CHR Comment: A police officer’s care, willingness to listen, and to pray changed the day for this distraught driver who had just learned about his daughter’s cancer. This is a good example of how mercy can supplement effective police work and our lives together in Christ. No doubt, the man’s driving was much safer after he pulled away.
Pope Francis lays out his case for emphasizing the merciful face of the Catholic Church in his first book as pontiff, saying God never tires of forgiving and actually prefers the sinners who repent over self-righteous moralizers who don’t.
CHR Comment: Based on reviews, Pope Francis is clear that he believes God is merciful and that Christians should also be merciful. However, the book is not clear on another point of doctrine that is essential to that emphasis. It does not provide clear answers about sin, or at least about certain controversial topics. If the doctrine of sin remains unclear, then the doctrine of repentance and forgiveness remains unclear. If forgiveness is unclear, people may be left in self-righteousness or uncertainty and the result is not mercy but malaise. More to come on all this, to be sure.
The second review posted below includes some direct quotations of the book. His comments on the issues of corruption are most interesting.
Pope Francis opened the Holy Door at St. Peter’s Basilica on Tuesday, marking the beginning of the Jubilee of Mercy — a special Holy Year, amid heightened security. More than 10 million pilgrims are expected.
CHR Comment: While visiting the Central African Republic, Pope Francis announced an extraordinary Jubilee. According to the article, a jubilee of mercy and indulgences typically occurs every 25 years. But Pope Francis has declares this new one after only 15 years.
CHR Comment: New York has a law that allows babies to be left at churches anonymously. However, the mother was supposed to present the child to someone rather than leave it in the manger of a nativity scene. This story illustrates the long standing role of churches as havens of mercy.

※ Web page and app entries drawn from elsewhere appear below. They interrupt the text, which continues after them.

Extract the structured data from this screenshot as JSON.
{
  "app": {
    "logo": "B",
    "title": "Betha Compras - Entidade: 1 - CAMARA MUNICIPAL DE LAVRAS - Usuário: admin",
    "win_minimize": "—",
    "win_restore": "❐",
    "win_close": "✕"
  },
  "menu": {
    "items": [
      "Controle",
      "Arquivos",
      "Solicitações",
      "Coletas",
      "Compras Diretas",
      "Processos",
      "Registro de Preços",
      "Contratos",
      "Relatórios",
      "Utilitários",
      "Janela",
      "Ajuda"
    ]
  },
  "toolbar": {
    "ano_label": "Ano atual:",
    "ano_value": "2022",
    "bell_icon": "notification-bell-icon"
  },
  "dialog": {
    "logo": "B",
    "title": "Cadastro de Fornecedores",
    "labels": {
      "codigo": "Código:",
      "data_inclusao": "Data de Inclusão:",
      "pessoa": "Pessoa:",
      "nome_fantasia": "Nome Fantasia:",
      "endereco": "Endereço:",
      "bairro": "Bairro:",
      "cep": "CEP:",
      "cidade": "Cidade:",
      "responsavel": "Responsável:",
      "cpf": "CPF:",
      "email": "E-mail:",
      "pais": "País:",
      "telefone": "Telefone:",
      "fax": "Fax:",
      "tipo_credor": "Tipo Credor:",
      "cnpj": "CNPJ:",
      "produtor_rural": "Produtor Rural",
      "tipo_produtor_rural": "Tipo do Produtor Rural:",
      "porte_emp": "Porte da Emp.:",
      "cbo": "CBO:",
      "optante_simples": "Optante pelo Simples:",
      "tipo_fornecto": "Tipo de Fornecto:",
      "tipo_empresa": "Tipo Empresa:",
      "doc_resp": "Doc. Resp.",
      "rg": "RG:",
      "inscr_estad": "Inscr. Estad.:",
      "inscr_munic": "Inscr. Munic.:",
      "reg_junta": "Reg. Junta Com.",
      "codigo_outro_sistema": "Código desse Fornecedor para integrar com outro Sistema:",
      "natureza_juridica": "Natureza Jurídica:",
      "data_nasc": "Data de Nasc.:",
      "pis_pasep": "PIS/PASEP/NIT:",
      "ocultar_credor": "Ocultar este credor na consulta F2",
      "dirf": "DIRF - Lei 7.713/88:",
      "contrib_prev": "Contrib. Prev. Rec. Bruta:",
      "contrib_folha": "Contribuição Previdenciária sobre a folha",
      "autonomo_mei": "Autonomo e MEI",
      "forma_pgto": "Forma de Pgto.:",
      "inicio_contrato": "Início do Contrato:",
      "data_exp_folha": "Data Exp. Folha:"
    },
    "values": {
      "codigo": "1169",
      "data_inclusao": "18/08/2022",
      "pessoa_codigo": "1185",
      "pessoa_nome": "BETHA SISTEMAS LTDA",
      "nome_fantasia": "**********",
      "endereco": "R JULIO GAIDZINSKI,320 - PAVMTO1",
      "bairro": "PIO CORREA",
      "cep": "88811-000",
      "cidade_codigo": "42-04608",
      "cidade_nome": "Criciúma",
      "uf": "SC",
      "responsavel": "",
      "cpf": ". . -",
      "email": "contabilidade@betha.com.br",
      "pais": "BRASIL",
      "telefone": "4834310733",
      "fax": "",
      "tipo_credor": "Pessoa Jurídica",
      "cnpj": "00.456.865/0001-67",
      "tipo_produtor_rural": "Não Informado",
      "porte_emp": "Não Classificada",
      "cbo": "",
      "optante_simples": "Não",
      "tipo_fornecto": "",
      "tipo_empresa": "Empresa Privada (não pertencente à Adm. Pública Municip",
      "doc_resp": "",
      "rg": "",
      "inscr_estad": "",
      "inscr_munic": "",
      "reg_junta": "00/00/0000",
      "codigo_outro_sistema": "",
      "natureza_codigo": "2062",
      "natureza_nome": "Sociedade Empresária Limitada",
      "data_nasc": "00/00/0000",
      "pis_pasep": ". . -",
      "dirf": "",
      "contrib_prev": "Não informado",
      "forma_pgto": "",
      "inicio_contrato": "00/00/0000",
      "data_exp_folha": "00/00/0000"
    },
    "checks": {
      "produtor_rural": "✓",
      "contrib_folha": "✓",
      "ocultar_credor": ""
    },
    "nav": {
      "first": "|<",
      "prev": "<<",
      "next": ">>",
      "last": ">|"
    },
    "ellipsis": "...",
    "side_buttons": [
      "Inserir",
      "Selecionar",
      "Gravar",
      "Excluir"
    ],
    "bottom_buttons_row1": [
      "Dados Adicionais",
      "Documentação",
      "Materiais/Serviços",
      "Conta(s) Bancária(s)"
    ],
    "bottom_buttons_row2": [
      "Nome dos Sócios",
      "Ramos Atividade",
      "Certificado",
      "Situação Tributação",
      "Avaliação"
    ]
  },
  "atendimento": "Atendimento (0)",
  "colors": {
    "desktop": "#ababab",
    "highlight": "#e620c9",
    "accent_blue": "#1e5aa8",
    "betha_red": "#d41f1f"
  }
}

CHR Comment: A Pulitzer Prize winning author offers a cautionary tale about fear and faith. The witch trials were a classic example of overreaction and mob mentality that led to injustice. The decisions in this case damaged the authority of the churches in colonial America. The author points out that “Mercy goes missing.”